Amnesty International on Wednesday claimed that Nigeria’s military top brass were warned of brutal Boko Haram attacks on the northeast towns of Baga and Monguno this month but failed to take action. 

The January 3 2015 onslaught against Baga is feared to have killed hundreds, if not more, and destroyed thousands of homes, while the takeover of Monguno last weekend was seen as a major setback for the security forces.

Amnesty said it received information from senior military officers and other sources indicating that defence officials were told about Boko Haram’s plans to attack both towns but did not act on requests to send reinforcements.  

“It is clear from this evidence that Nigeria’s military leadership woefully and repeatedly failed in their duty to protect civilians of Baga and Monguno despite repeated warnings about an impending threat posed by Boko Haram,” said Amnesty’s Africa director Netsanet Belay.

Regarding Baga, Amnesty said troops in the town in the extreme north of Borno state reported a build-up of insurgent fighters in the area before the attack. 


Islamist rebels also warned civilians about an impending strike and several hundred residents consequently fled, the group added, citing military and local sources. 

A Monguno resident was quoted as saying that residents there  were also warned about a looming Boko Haram offensive and that this information was passed on to the military but no action was taken. 

In a statement, defence spokesperson General Chris Olukolade said the Amnesty statement was “misleading.”

“The misleading conclusions by Amnesty International could have been avoided if they had made meaningful efforts to verify the inciting allegations,” Olukolade said in the statement.

It said that Amnesty’s effort to use the activities of Islamists to find fault with the military’s “counter-terrorism operations…is inaccurate and unfair.”

The military has repeatedly described Amnesty as an unreliable organisation with a political agenda. 

Amnesty made similar accusations concerning an April 14 attack in Chibok, also in Borno, which saw Boko Haram kidnap more than 200 schoolgirls, sparking global outrage. 

Rights groups, Western diplomats and prominent leaders across Nigeria have widely criticised the security services for their handling of the six-year Boko Haram uprising. 

Civilians have repeatedly been left defenceless in the face of attacks and President Goodluck Jonathan, who is standing for re-election in less than three weeks, has so far not delivered on promises to contain the violence. – AFP

These are unprecedented times, and the role of media to tell and record the story of South Africa as it develops is more important than ever. But it comes at a cost. Advertisers are cancelling campaigns, and our live events have come to an abrupt halt. Our income has been slashed.

The Mail & Guardian is a proud news publisher with roots stretching back 35 years. We’ve survived thanks to the support of our readers, we will need you to help us get through this.

To help us ensure another 35 future years of fiercely independent journalism, please subscribe.

Advertising

Reinstated Ingonyama Trust managers hit with retrenchment notices

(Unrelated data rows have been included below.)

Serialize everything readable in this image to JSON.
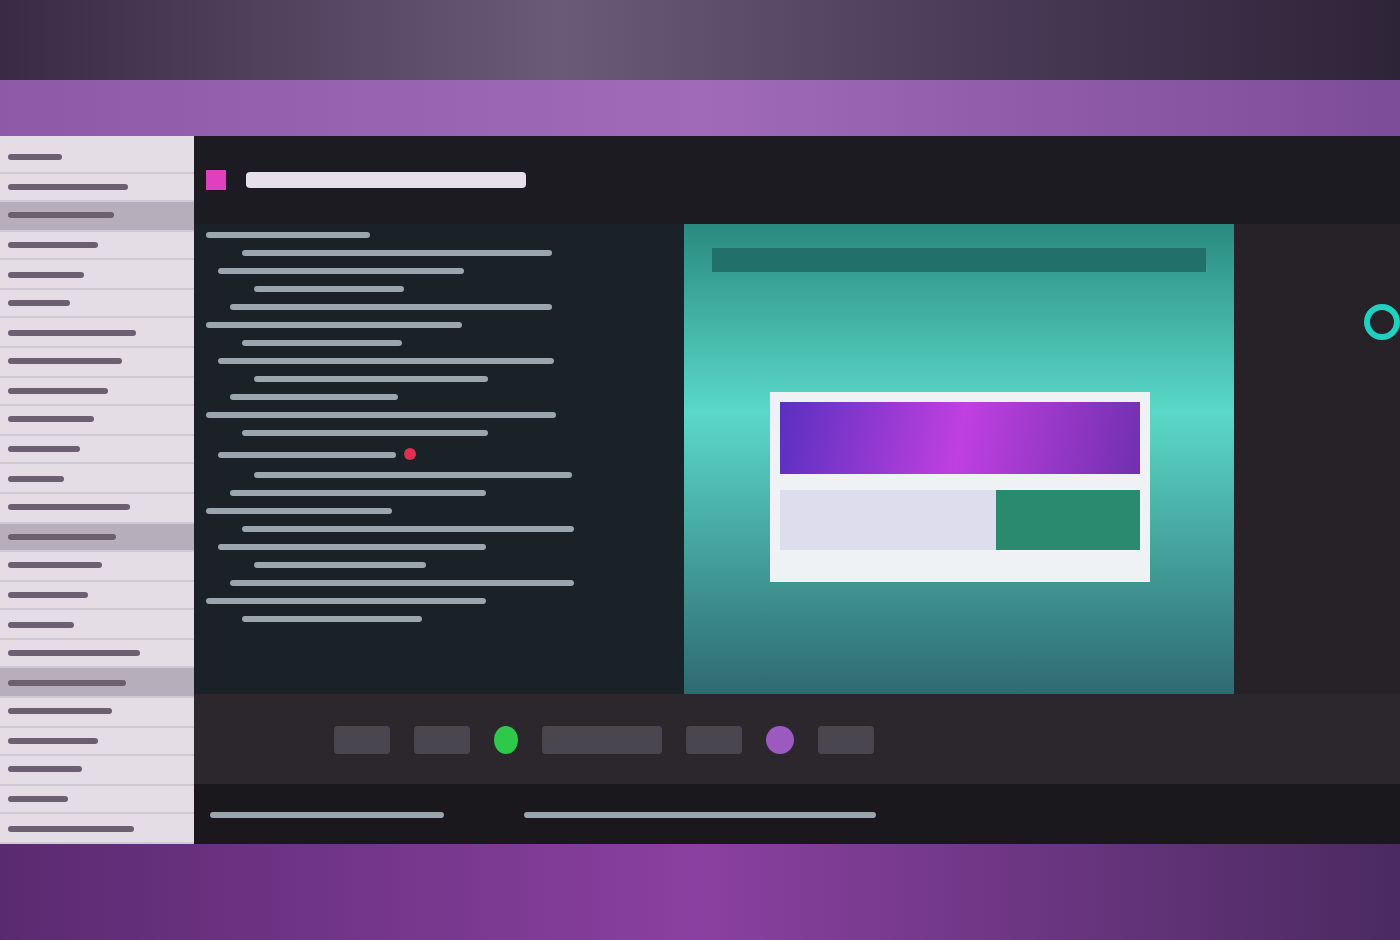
{
  "sidebar": {
    "rows": [
      {
        "selected": false
      },
      {
        "selected": false
      },
      {
        "selected": true
      },
      {
        "selected": false
      },
      {
        "selected": false
      },
      {
        "selected": false
      },
      {
        "selected": false
      },
      {
        "selected": false
      },
      {
        "selected": false
      },
      {
        "selected": false
      },
      {
        "selected": false
      },
      {
        "selected": false
      },
      {
        "selected": false
      },
      {
        "selected": true
      },
      {
        "selected": false
      },
      {
        "selected": false
      },
      {
        "selected": false
      },
      {
        "selected": false
      },
      {
        "selected": true
      },
      {
        "selected": false
      },
      {
        "selected": false
      },
      {
        "selected": false
      },
      {
        "selected": false
      },
      {
        "selected": false
      }
    ]
  },
  "editor": {
    "lines": [
      {
        "kind": "plain"
      },
      {
        "kind": "plain"
      },
      {
        "kind": "plain"
      },
      {
        "kind": "plain"
      },
      {
        "kind": "plain"
      },
      {
        "kind": "plain"
      },
      {
        "kind": "plain"
      },
      {
        "kind": "plain"
      },
      {
        "kind": "plain"
      },
      {
        "kind": "plain"
      },
      {
        "kind": "plain"
      },
      {
        "kind": "plain"
      },
      {
        "kind": "marked"
      },
      {
        "kind": "plain"
      },
      {
        "kind": "plain"
      },
      {
        "kind": "plain"
      },
      {
        "kind": "plain"
      },
      {
        "kind": "plain"
      },
      {
        "kind": "plain"
      },
      {
        "kind": "plain"
      },
      {
        "kind": "plain"
      },
      {
        "kind": "plain"
      }
    ]
  },
  "toolbar": {
    "toggle": {
      "on": true
    }
  }
}
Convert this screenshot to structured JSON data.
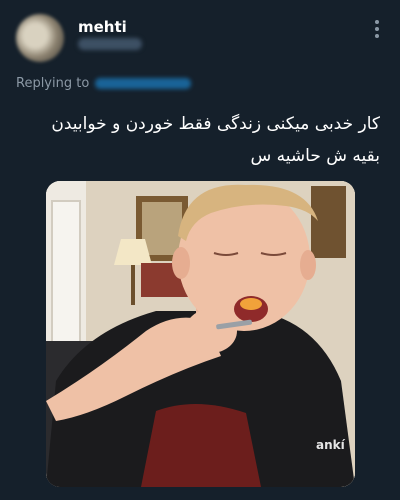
{
  "tweet": {
    "author": {
      "display_name": "mehti"
    },
    "replying_to_label": "Replying to",
    "text_lines": [
      "کار خدبی میکنی زندگی فقط خوردن و خوابیدن",
      "بقیه ش حاشیه س"
    ],
    "media": {
      "shirt_text": "ankí"
    }
  },
  "colors": {
    "background": "#15202b",
    "secondary_text": "#8b98a5",
    "accent": "#1d9bf0"
  },
  "icons": {
    "menu": "more-vertical-icon"
  }
}
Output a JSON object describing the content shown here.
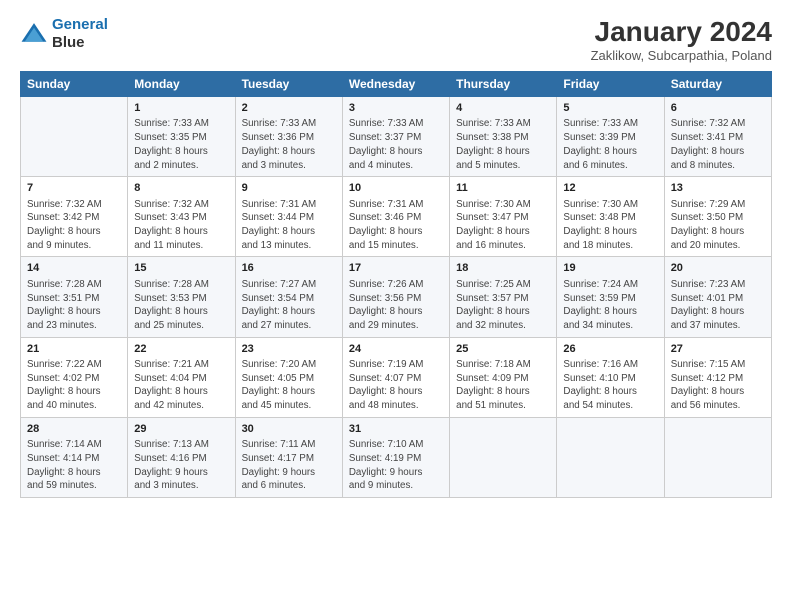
{
  "header": {
    "logo_line1": "General",
    "logo_line2": "Blue",
    "title": "January 2024",
    "subtitle": "Zaklikow, Subcarpathia, Poland"
  },
  "columns": [
    "Sunday",
    "Monday",
    "Tuesday",
    "Wednesday",
    "Thursday",
    "Friday",
    "Saturday"
  ],
  "weeks": [
    [
      {
        "num": "",
        "info": ""
      },
      {
        "num": "1",
        "info": "Sunrise: 7:33 AM\nSunset: 3:35 PM\nDaylight: 8 hours\nand 2 minutes."
      },
      {
        "num": "2",
        "info": "Sunrise: 7:33 AM\nSunset: 3:36 PM\nDaylight: 8 hours\nand 3 minutes."
      },
      {
        "num": "3",
        "info": "Sunrise: 7:33 AM\nSunset: 3:37 PM\nDaylight: 8 hours\nand 4 minutes."
      },
      {
        "num": "4",
        "info": "Sunrise: 7:33 AM\nSunset: 3:38 PM\nDaylight: 8 hours\nand 5 minutes."
      },
      {
        "num": "5",
        "info": "Sunrise: 7:33 AM\nSunset: 3:39 PM\nDaylight: 8 hours\nand 6 minutes."
      },
      {
        "num": "6",
        "info": "Sunrise: 7:32 AM\nSunset: 3:41 PM\nDaylight: 8 hours\nand 8 minutes."
      }
    ],
    [
      {
        "num": "7",
        "info": "Sunrise: 7:32 AM\nSunset: 3:42 PM\nDaylight: 8 hours\nand 9 minutes."
      },
      {
        "num": "8",
        "info": "Sunrise: 7:32 AM\nSunset: 3:43 PM\nDaylight: 8 hours\nand 11 minutes."
      },
      {
        "num": "9",
        "info": "Sunrise: 7:31 AM\nSunset: 3:44 PM\nDaylight: 8 hours\nand 13 minutes."
      },
      {
        "num": "10",
        "info": "Sunrise: 7:31 AM\nSunset: 3:46 PM\nDaylight: 8 hours\nand 15 minutes."
      },
      {
        "num": "11",
        "info": "Sunrise: 7:30 AM\nSunset: 3:47 PM\nDaylight: 8 hours\nand 16 minutes."
      },
      {
        "num": "12",
        "info": "Sunrise: 7:30 AM\nSunset: 3:48 PM\nDaylight: 8 hours\nand 18 minutes."
      },
      {
        "num": "13",
        "info": "Sunrise: 7:29 AM\nSunset: 3:50 PM\nDaylight: 8 hours\nand 20 minutes."
      }
    ],
    [
      {
        "num": "14",
        "info": "Sunrise: 7:28 AM\nSunset: 3:51 PM\nDaylight: 8 hours\nand 23 minutes."
      },
      {
        "num": "15",
        "info": "Sunrise: 7:28 AM\nSunset: 3:53 PM\nDaylight: 8 hours\nand 25 minutes."
      },
      {
        "num": "16",
        "info": "Sunrise: 7:27 AM\nSunset: 3:54 PM\nDaylight: 8 hours\nand 27 minutes."
      },
      {
        "num": "17",
        "info": "Sunrise: 7:26 AM\nSunset: 3:56 PM\nDaylight: 8 hours\nand 29 minutes."
      },
      {
        "num": "18",
        "info": "Sunrise: 7:25 AM\nSunset: 3:57 PM\nDaylight: 8 hours\nand 32 minutes."
      },
      {
        "num": "19",
        "info": "Sunrise: 7:24 AM\nSunset: 3:59 PM\nDaylight: 8 hours\nand 34 minutes."
      },
      {
        "num": "20",
        "info": "Sunrise: 7:23 AM\nSunset: 4:01 PM\nDaylight: 8 hours\nand 37 minutes."
      }
    ],
    [
      {
        "num": "21",
        "info": "Sunrise: 7:22 AM\nSunset: 4:02 PM\nDaylight: 8 hours\nand 40 minutes."
      },
      {
        "num": "22",
        "info": "Sunrise: 7:21 AM\nSunset: 4:04 PM\nDaylight: 8 hours\nand 42 minutes."
      },
      {
        "num": "23",
        "info": "Sunrise: 7:20 AM\nSunset: 4:05 PM\nDaylight: 8 hours\nand 45 minutes."
      },
      {
        "num": "24",
        "info": "Sunrise: 7:19 AM\nSunset: 4:07 PM\nDaylight: 8 hours\nand 48 minutes."
      },
      {
        "num": "25",
        "info": "Sunrise: 7:18 AM\nSunset: 4:09 PM\nDaylight: 8 hours\nand 51 minutes."
      },
      {
        "num": "26",
        "info": "Sunrise: 7:16 AM\nSunset: 4:10 PM\nDaylight: 8 hours\nand 54 minutes."
      },
      {
        "num": "27",
        "info": "Sunrise: 7:15 AM\nSunset: 4:12 PM\nDaylight: 8 hours\nand 56 minutes."
      }
    ],
    [
      {
        "num": "28",
        "info": "Sunrise: 7:14 AM\nSunset: 4:14 PM\nDaylight: 8 hours\nand 59 minutes."
      },
      {
        "num": "29",
        "info": "Sunrise: 7:13 AM\nSunset: 4:16 PM\nDaylight: 9 hours\nand 3 minutes."
      },
      {
        "num": "30",
        "info": "Sunrise: 7:11 AM\nSunset: 4:17 PM\nDaylight: 9 hours\nand 6 minutes."
      },
      {
        "num": "31",
        "info": "Sunrise: 7:10 AM\nSunset: 4:19 PM\nDaylight: 9 hours\nand 9 minutes."
      },
      {
        "num": "",
        "info": ""
      },
      {
        "num": "",
        "info": ""
      },
      {
        "num": "",
        "info": ""
      }
    ]
  ]
}
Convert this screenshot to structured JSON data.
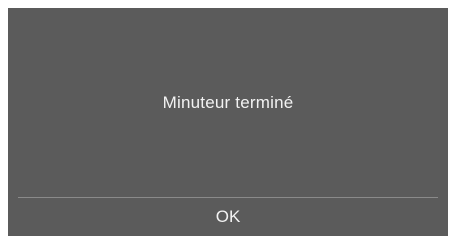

The effect of Covid-19 and the land reform department’s freeze of R23-million because the ITB didn’t comply with budget submissions are cited as some of the reasons for the staff cuts

Battle over R6bn workers’ retirement fund

Allegations from both sides tumble out in court papers

Nigeria’s anti-corruption boss arrested for corruption

Ibrahim Magu’s arrest by the secret police was a surprise — but also not surprising

Eskom refers employees suspected of contracts graft for criminal investigations

The struggling power utility has updated Parliament on investigations into contracts where more than R4-billion was lost in overpayments
Advertising

press releases

Loading latest Press Releases…

The best local and international journalism

handpicked and in your inbox every weekday